4. Shooting film will help you master light
|"Leaving" - Santa Monica 3rd Street. Shot with my Contax IIIa film rangefinder. Gotta love the light and shadows. Photo © Eric Kim.|
When I shot digital, I didn’t care too much for exposure as I knew that either a) my camera would adjust it for me automatically or b) I would be able to fix it in post-production. However considering I don’t process my own film, the exposure I shoot at is when I’m going to get back. Therefore I have to be very careful of my aperture and shutter speed when shooting on the streets, especially when the lighting situation is constantly changing. One moment I can be shooting in the shade, and the other moment I can be shooting in broad sunlight.
In order to determine the optimal exposure for my shots without a light meter, I have been using the Sunny 16 Rule. Quoting Wikipedia the basic rule is, “On a sunny day set aperture to f/16 and shutter speed to the [reciprocal of the] ISO film speed for a subject in direct sunlight. For example, on a sunny day with ISO 400 film / setting and aperture at f/16, set shutter speed to 1/400. Below is a chart I use as a reference as well to guess my exposure settings.
|The Sunny 16 Reference Chart|
When I shoot film, I am now much more aware of the light around me, and take it into consideration when shooting. Not only that, but I have been also making it a point to shoot during “golden hour“, which is either the first or last hour of sunlight when the light is often optimal for photography. This helps me capture much more beautiful images and shadows, which no amount of post-processing can achieve.
5. Shooting film will give you “the film look”
|"Number Four" - Hollywood, Los Angeles. Shot with my Contax IIIa film rangefinder. I love the distinct "film" look this shot has. Photo © Eric Kim.|
When I shot digital, I never understood it when film photographers said how digital photos and film photos just looked different. At first I thought it was impossible to differentiate a film photograph to a digital one (as you can post-process digital photos to look like film). However after shooting film, I have started to truly realize that film does indeed have a distinct look which cannot be recreated in photoshop (although you can get quite close).
Shooting film in color helps me get much more saturated colors which look natural, while also having a dash of film grain. The overall effect is quite enchanting– as I feel that they have much more soul and life to them. Although I still feel that it is much more the content of the image than the look of the image that matters, “the film look” is something that every street photographer needs to experience and appreciate.

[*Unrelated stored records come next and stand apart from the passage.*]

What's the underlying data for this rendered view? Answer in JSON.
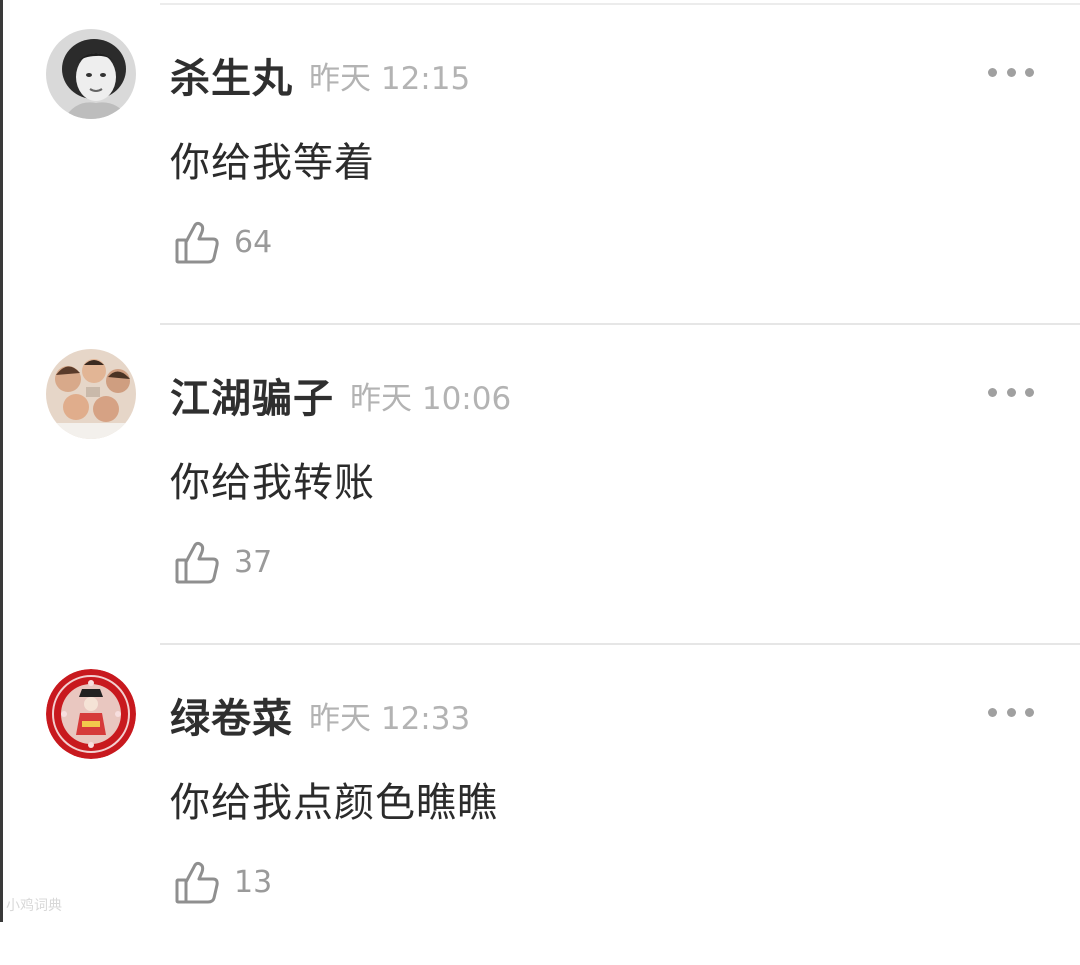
{
  "comments": [
    {
      "username": "杀生丸",
      "time": "昨天 12:15",
      "text": "你给我等着",
      "likes": "64",
      "avatar_style": "bw-portrait"
    },
    {
      "username": "江湖骗子",
      "time": "昨天 10:06",
      "text": "你给我转账",
      "likes": "37",
      "avatar_style": "group-photo"
    },
    {
      "username": "绿卷菜",
      "time": "昨天 12:33",
      "text": "你给我点颜色瞧瞧",
      "likes": "13",
      "avatar_style": "red-ornament"
    }
  ],
  "icons": {
    "like": "thumbs-up-icon",
    "more": "more-dots-icon"
  },
  "colors": {
    "username": "#2f2f2f",
    "time": "#b3b3b3",
    "count": "#9a9a9a",
    "divider": "#e6e6e6",
    "accent_red": "#c8191e"
  },
  "watermark": "小鸡词典"
}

6. Shooting film will make you appreciate digital
|"Circles" - West Los Angeles. Shot with my Contax IIIa rangefinder. Photo © Eric Kim.|
My first camera was a Canon Powershot SD600, and I have been spoiled with digital ever since. I vague memories of myself as a child using a disposable camera on school field trips, but other than that– I didn’t have any real film experience. Shoot, when I first started to shoot with my Contax IIIa film rangefinder, I actually ruined about 3-4 rolls of film by accidentally opening the back without rewinding the film (doh!).
Although shooting with film is an extremely rewarding experience, it helps you realize how truly convenient and awesome digital photography is. Shooting digital makes our lives so much easier in terms of capturing our images, uploading our images, and storing our images. I can’t imagine having to store, label, and organize thousands of rolls of film (compared to organizing my photos in Lightroom 3 on just several Terabyte hard drives). Not only that, but having destroyed all those rolls of film on accident was extremely frustrating as well.
*Eric Kim is an international street photographer based in Los Angeles. Make sure to check out Eric’s street photography blog and follow him on Facebook, Twitter, Google+, Flickr, and 500px. This original article was published on his blog here.